A 2020 Motherboard report exposed Amazon’s widespread surveillance and spying on workers, labor unions, and environmental activists.
Another smaller sign reads “Protect Your Signature,” adding that workers should “know who you are talking to and what you are signing before you sign something.”
The anti-union signs have also been put up in the bathrooms, leaving workers with no real area to go without being targeted by the anti-union onslaught.
Amazon’s anti-union campaign also attempts to cast doubt on the financial integrity of The Congress of Essential Workers [TCOEW], a group started by fired Amazon worker Christian Smalls that is separate from ALU that consists of current JFK8 Staten Island workers.

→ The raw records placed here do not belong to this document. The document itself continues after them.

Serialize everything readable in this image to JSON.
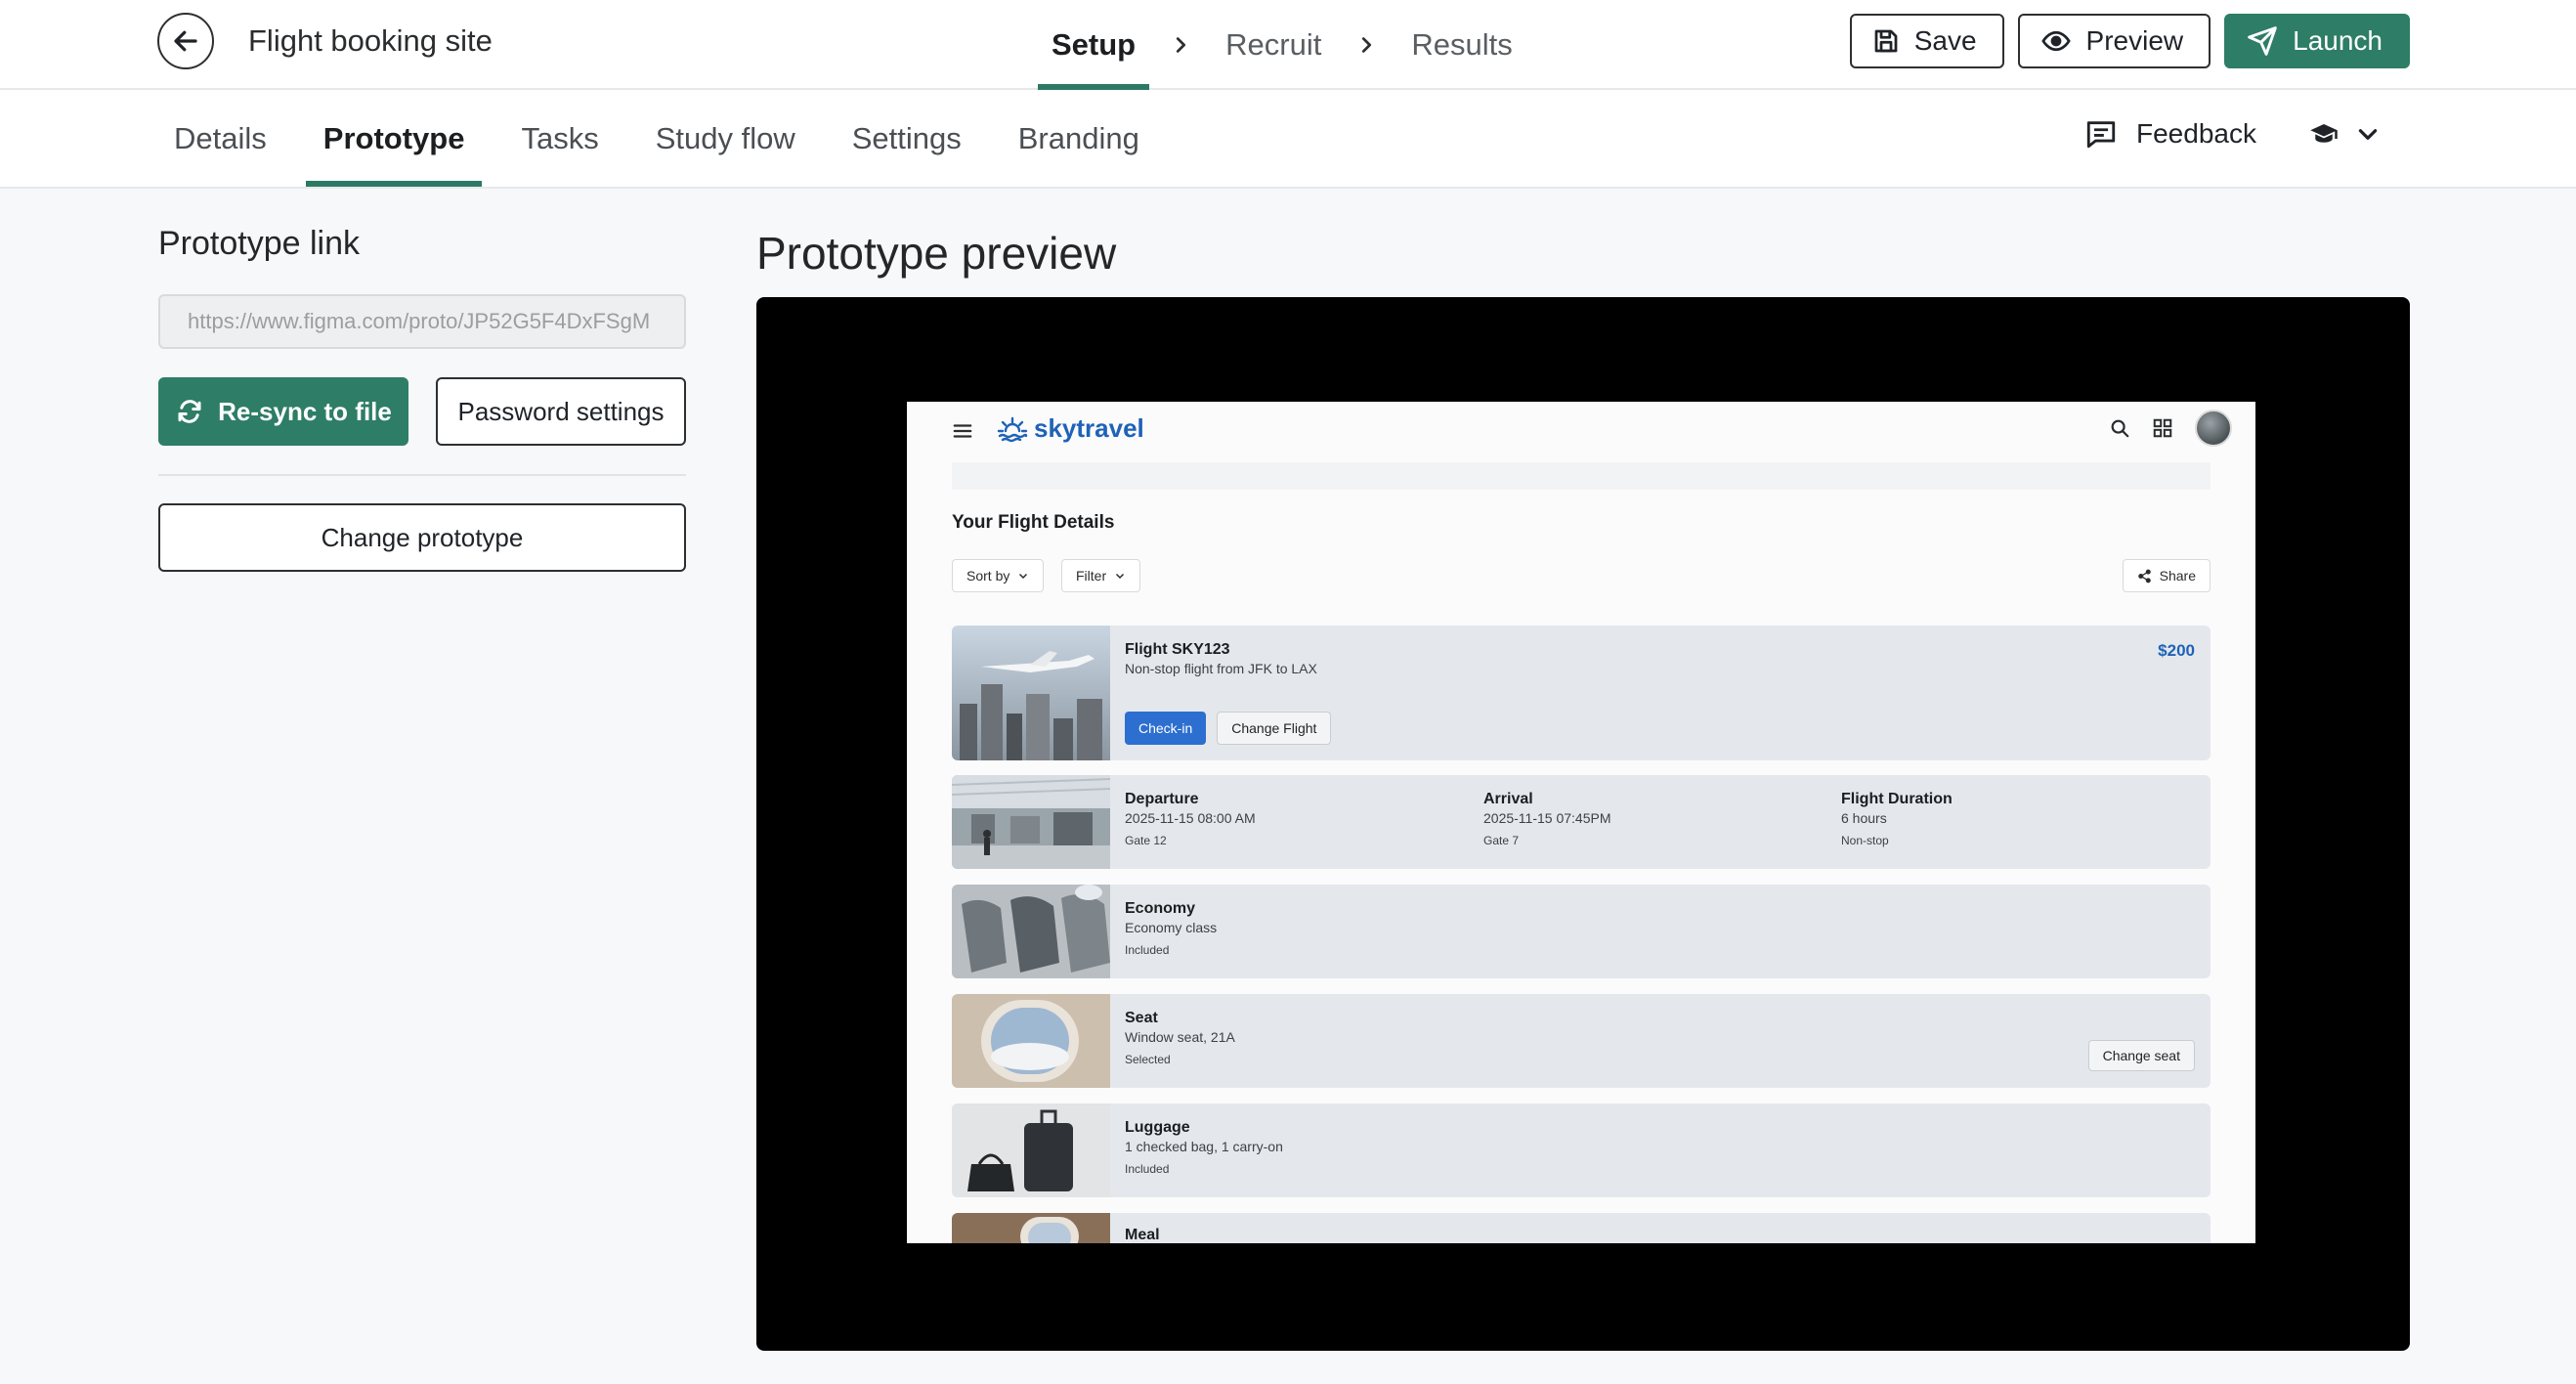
{
  "header": {
    "title": "Flight booking site",
    "steps": [
      "Setup",
      "Recruit",
      "Results"
    ],
    "save_label": "Save",
    "preview_label": "Preview",
    "launch_label": "Launch"
  },
  "subnav": {
    "tabs": [
      "Details",
      "Prototype",
      "Tasks",
      "Study flow",
      "Settings",
      "Branding"
    ],
    "feedback_label": "Feedback"
  },
  "left_panel": {
    "title": "Prototype link",
    "link_value": "https://www.figma.com/proto/JP52G5F4DxFSgM",
    "resync_label": "Re-sync to file",
    "password_label": "Password settings",
    "change_label": "Change prototype"
  },
  "preview": {
    "title": "Prototype preview",
    "brand": "skytravel",
    "page_title": "Your Flight Details",
    "sort_label": "Sort by",
    "filter_label": "Filter",
    "share_label": "Share",
    "flight": {
      "name": "Flight SKY123",
      "desc": "Non-stop flight from JFK to LAX",
      "price": "$200",
      "checkin_label": "Check-in",
      "change_label": "Change Flight"
    },
    "schedule": {
      "departure_title": "Departure",
      "departure_time": "2025-11-15 08:00 AM",
      "departure_gate": "Gate 12",
      "arrival_title": "Arrival",
      "arrival_time": "2025-11-15 07:45PM",
      "arrival_gate": "Gate 7",
      "duration_title": "Flight Duration",
      "duration_value": "6 hours",
      "duration_note": "Non-stop"
    },
    "economy": {
      "title": "Economy",
      "sub": "Economy class",
      "note": "Included"
    },
    "seat": {
      "title": "Seat",
      "sub": "Window seat, 21A",
      "note": "Selected",
      "button": "Change seat"
    },
    "luggage": {
      "title": "Luggage",
      "sub": "1 checked bag, 1 carry-on",
      "note": "Included"
    },
    "meal": {
      "title": "Meal"
    }
  },
  "colors": {
    "accent": "#2e7d66",
    "brand_blue": "#1f62b8",
    "checkin_blue": "#2c6fd0"
  }
}
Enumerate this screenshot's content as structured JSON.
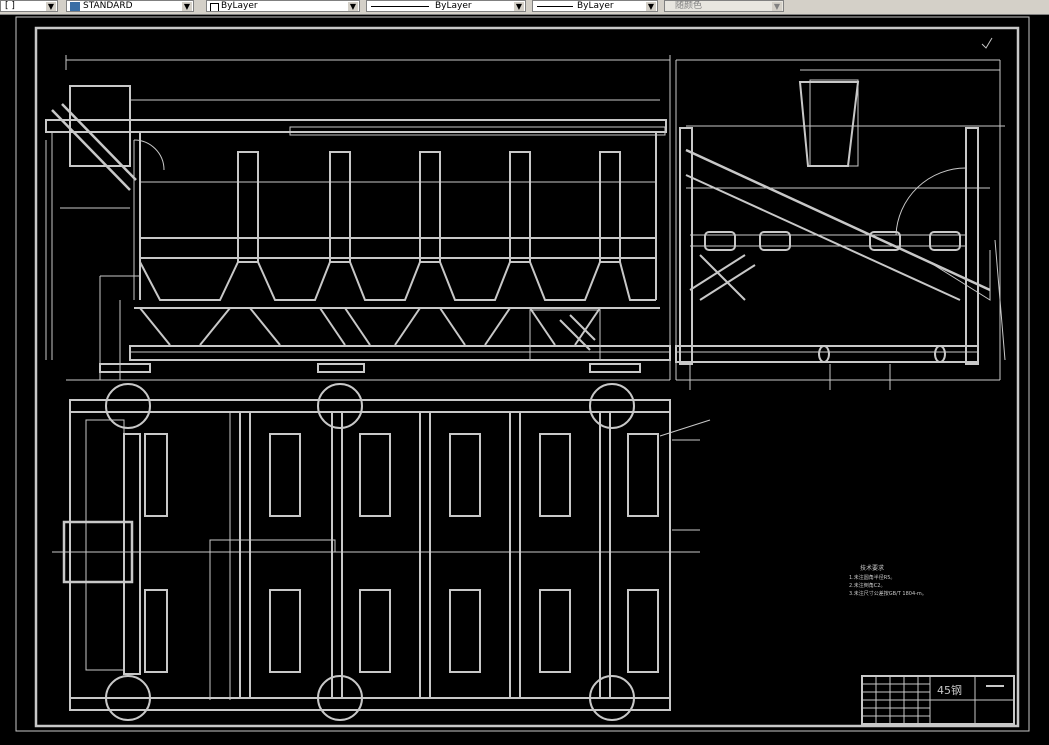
{
  "toolbar": {
    "left_text": "[ ]",
    "text_style": "STANDARD",
    "layer": "ByLayer",
    "linetype": "ByLayer",
    "lineweight": "ByLayer",
    "color": "随颜色"
  },
  "drawing": {
    "title_block_material": "45钢",
    "tech_req_title": "技术要求",
    "tech_req_items": [
      "1.未注圆角半径R5。",
      "2.未注倒角C2。",
      "3.未注尺寸公差按GB/T 1804-m。"
    ]
  },
  "colors": {
    "background": "#000000",
    "line": "#c8c8c8",
    "toolbar": "#d4d0c8"
  }
}
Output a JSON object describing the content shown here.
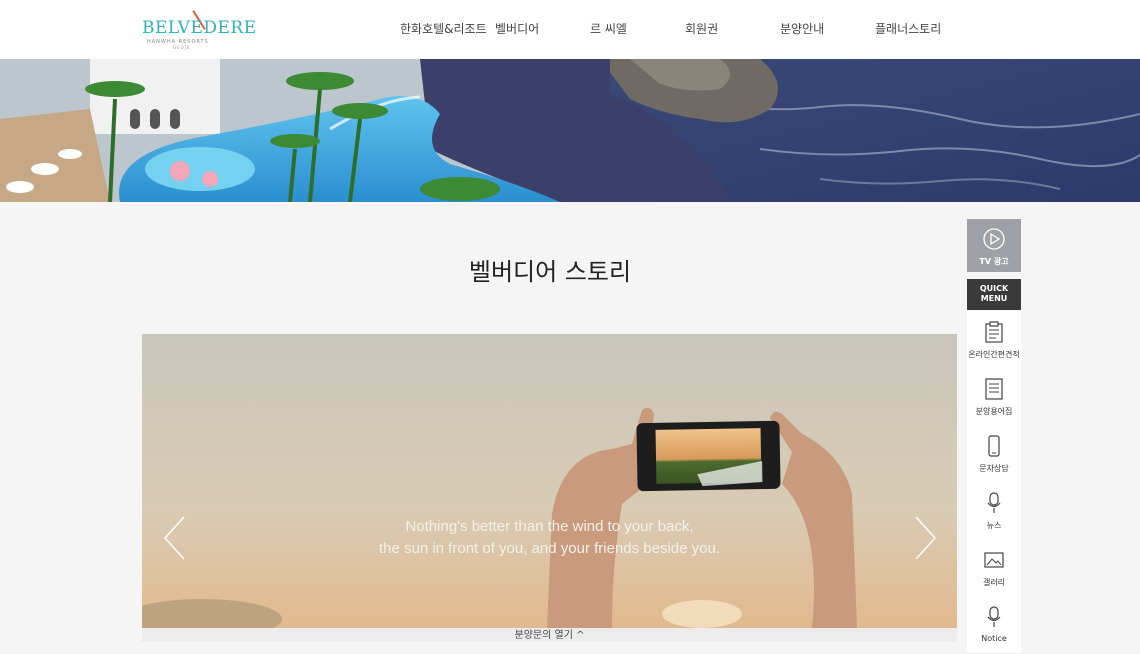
{
  "header": {
    "logo": {
      "name": "BELVEDERE",
      "sub": "HANWHA RESORTS",
      "sub2": "GEOJE"
    },
    "nav": [
      "한화호텔&리조트",
      "벨버디어",
      "르 씨엘",
      "회원권",
      "분양안내",
      "플래너스토리"
    ]
  },
  "page_title": "벨버디어 스토리",
  "slider": {
    "quote_line1": "Nothing's better than the wind to your back,",
    "quote_line2": "the sun in front of you, and your friends beside you.",
    "consult_label": "분양문의 열기 ^"
  },
  "side": {
    "tv_label": "TV 광고",
    "quick_line1": "QUICK",
    "quick_line2": "MENU",
    "items": [
      "온라인간편견적",
      "분양용어집",
      "문자상담",
      "뉴스",
      "갤러리",
      "Notice"
    ]
  },
  "colors": {
    "brand": "#2fb3b3",
    "accent": "#e85a3c",
    "tv_bg": "#a0a1a6",
    "quick_bg": "#3a3a3a"
  }
}
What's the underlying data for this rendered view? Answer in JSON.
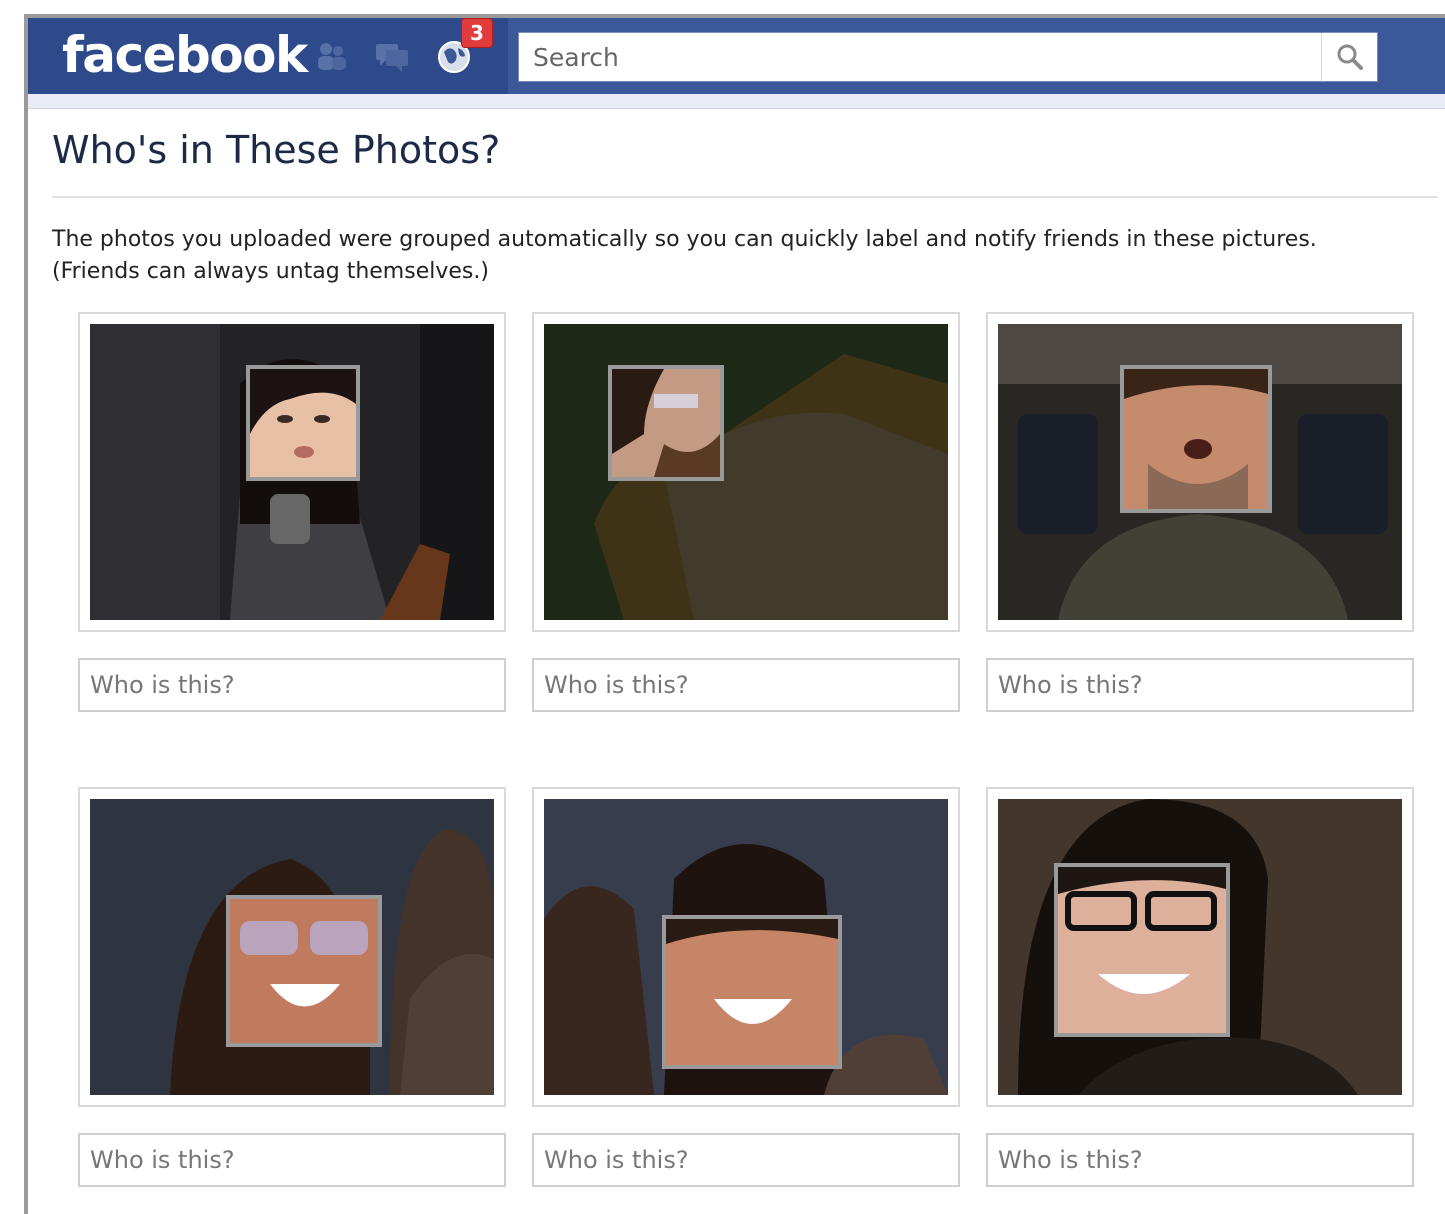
{
  "header": {
    "logo_text": "facebook",
    "jewels": [
      {
        "name": "friend-requests-icon"
      },
      {
        "name": "messages-icon"
      },
      {
        "name": "notifications-icon",
        "badge": "3"
      }
    ],
    "search": {
      "placeholder": "Search",
      "value": ""
    }
  },
  "main": {
    "title": "Who's in These Photos?",
    "description_line1": "The photos you uploaded were grouped automatically so you can quickly label and notify friends in these pictures.",
    "description_line2": "(Friends can always untag themselves.)",
    "photos": [
      {
        "placeholder": "Who is this?"
      },
      {
        "placeholder": "Who is this?"
      },
      {
        "placeholder": "Who is this?"
      },
      {
        "placeholder": "Who is this?"
      },
      {
        "placeholder": "Who is this?"
      },
      {
        "placeholder": "Who is this?"
      }
    ]
  },
  "colors": {
    "brand_blue": "#3b5998",
    "brand_dark": "#2e4a8b",
    "badge_red": "#e23b3b"
  }
}
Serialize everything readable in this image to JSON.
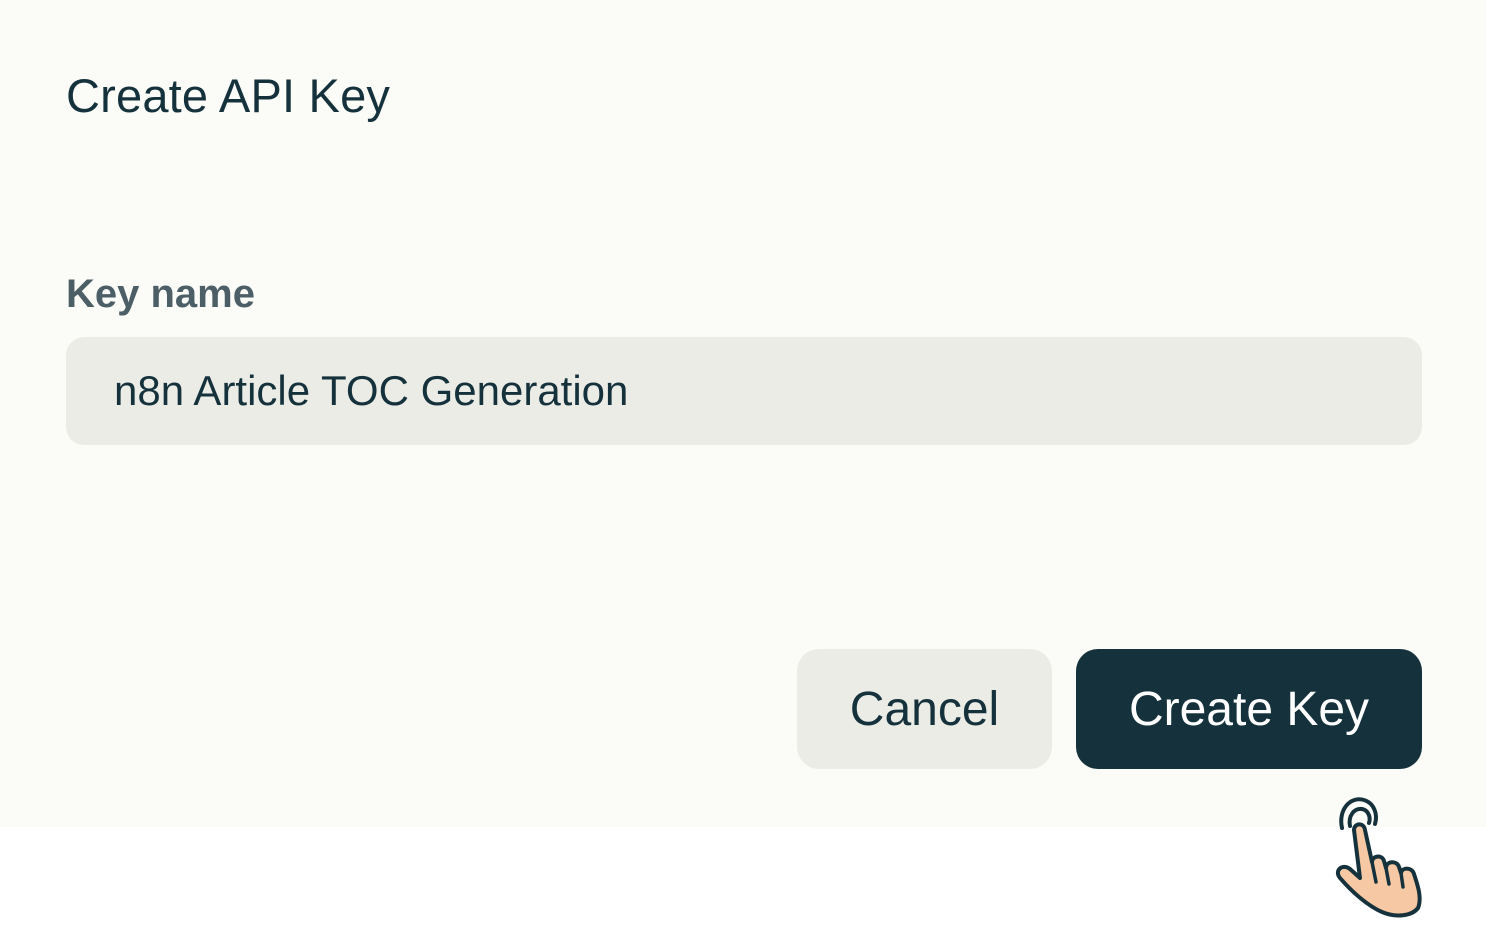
{
  "dialog": {
    "title": "Create API Key",
    "field": {
      "label": "Key name",
      "value": "n8n Article TOC Generation"
    },
    "buttons": {
      "cancel_label": "Cancel",
      "create_label": "Create Key"
    }
  },
  "colors": {
    "background": "#fbfbf8",
    "input_background": "#ecece7",
    "primary": "#15323c",
    "label": "#4d5f66"
  },
  "icons": {
    "cursor": "pointer-hand-icon"
  }
}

“TCOEW’s lack of financial accountability should matter to you,” a TV-screen message says, adding that ALU’s website says “union dues will be taken from each paycheck, equal to roughly one hour’s wages” if they are able to successfully unionize.
“We used all donations to organize against them all year they seem to have forgot that,” Christian Smalls, founder of TCOEW, told Status Coup.
The heavy anti-union campaign inside the warehouse during the early stages of ALU’s union drive is certainly a sign of things to come if the organizers develop momentum. Unlike Alabama, New York is a fairly strong union state; in 2020, 22 percent of workers were unionized as opposed to a measly eight percent in Alabama.
There also seems to be stronger labor cops on the beat judging by New York Attorney General Leticia James’ lawsuit against Amazon for its “flagrant disregard” of worker safety during the COVID-19 pandemic and for illegal retaliation against Christian Smalls for trying to organize workers to obtain safer working conditions.
You can watch our full livestream interviewing Amazon workers outside the Staten Island warehouse here.